Mining operations and machines are vastly varying and complex, including drills, trucks and processing equipment. Each part has its own difficulties and wear points, any of which could fail if unmaintained and cause significant periods of downtime.
"Predictive maintenance is now an 'expected' feature of a fleet management system," noted Martin Politick, director of research and development at Wenco International. "Miners have it on their checklist of features they must have."
Advances in technology have made PdM a possibility, as the availability of cheap computing power enables organizations to gather, store and analyze data. By some counts, more than 40 technologies are being used for predictive maintenance. These technologies include infrared thermography, sonic/ultrasonic analysis, motor current analysis, vibration analysis, oil analysis, sensory analysis and wear particle analysis.
A non-contact infrared imager can be used to quickly obtain a multi-point temperature profile that can easily be assessed.
These instruments generally sense sounds in the 20- to 100-kilohertz range and convert them to either auditory or visual signals that can be heard/seen by a technician. These high frequencies are generated by worn and underlubricated bearings, faulty electrical equipment, leaky valves, etc.
In the realm of electric motors, the current signature can be measured and recorded. This technology can be used to identify issues with belts and couplings through trending and baselining.
By measuring displacement, velocity or acceleration, you can gain insight into bearing failures, imbalance, misalignment, wear, looseness, etc.
Oil analysis can be broken down into three main categories: lubricant health, machine health and contamination.
Most operators and technicians are familiar with the machinery they maintain or operate and consequently are aware of the normal sounds of that machine, making them qualified to identify unusual conditions.
Wear particle analysis provides direct information about wear conditions inside the machinery. This information is derived from the study of particle shapes, composition, sizes and quantities.
The advantage of having all these PdM technologies is that problems can be diagnosed from different sources, allowing the diagnosis to be more accurate and maintenance personnel to respond at a faster rate and with more confidence.
The latest PdM technology works by monitoring the systems of critical equipment and uploading the data to consoles where maintenance teams can review the performance and health of the equipment. They can then make a decision based on this data to intercept potential failures or problems before they occur. Unfortunately, Politick believes operators are not yet using these technologies to their maximum potential.
"Most of our customers are still using the tools in a reactive mode," he noted. "But it allows them to be a lot faster at reacting. Right now, it's about how we can get the ore out as fast as possible, not as low cost as possible."
Through PdM technology, General Electric (GE) recently picked up subtle changes in the bearing and oil temperature of a large electric motor and gearbox that did not fit the usual pattern.
"It turned out that the cause was a loose terminator contact point, and the correction avoided gearbox damage and unscheduled downtime," said Derick Moolman, commercial product leader for GE Intelligent Platforms. "We see an increasing number of cases where the analytics avoid gearbox failures — a common pain point in the mining industry."
According to Politick, the impact of PdM technology could be huge.
"The maintenance department can easily take 40 percent of the budget of the mine's operation, so the potential is significant," he added.
Although mining machinery is some of the most durable equipment on the market, the underground environment is harsh and machines will deteriorate without an ongoing maintenance plan.
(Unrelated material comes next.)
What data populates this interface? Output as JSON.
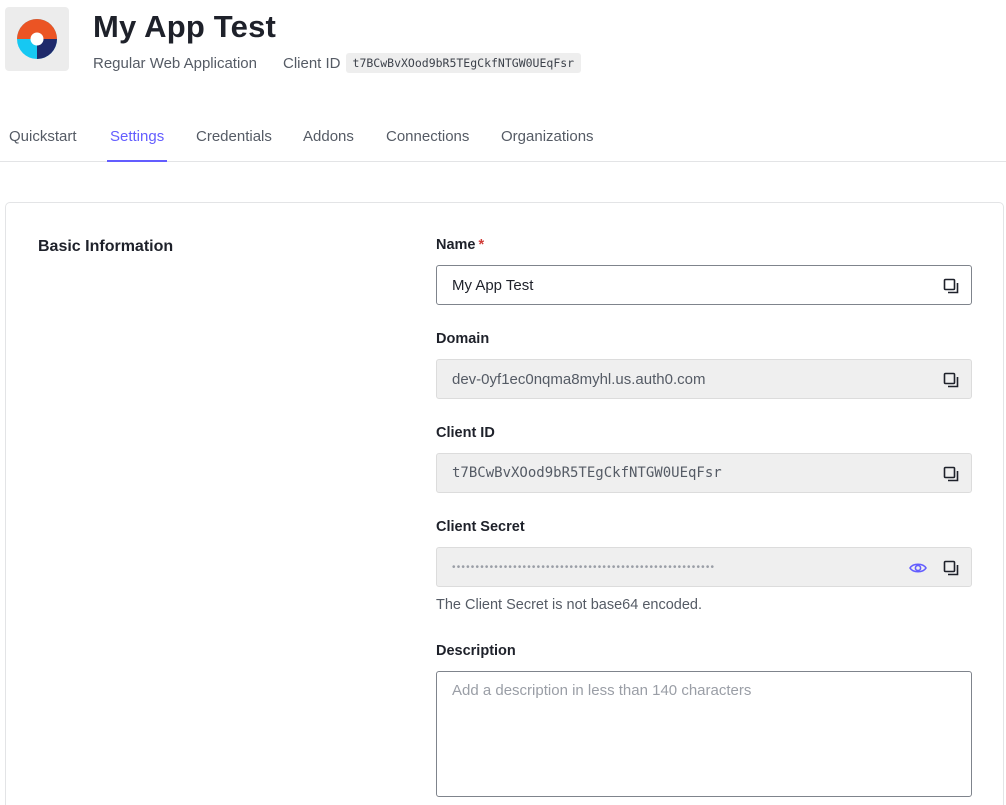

This necessitates continuous training of maintenance crews on the newest technology and techniques while adhering to strict standards to ensure all machinery is safe and reliable.
As the industry trends toward more automation, the ability to diagnose and operate equipment efficiently and safely will become more important. Mining companies that invest in PdM technologies and training of their personnel will give themselves a distinct advantage in the field.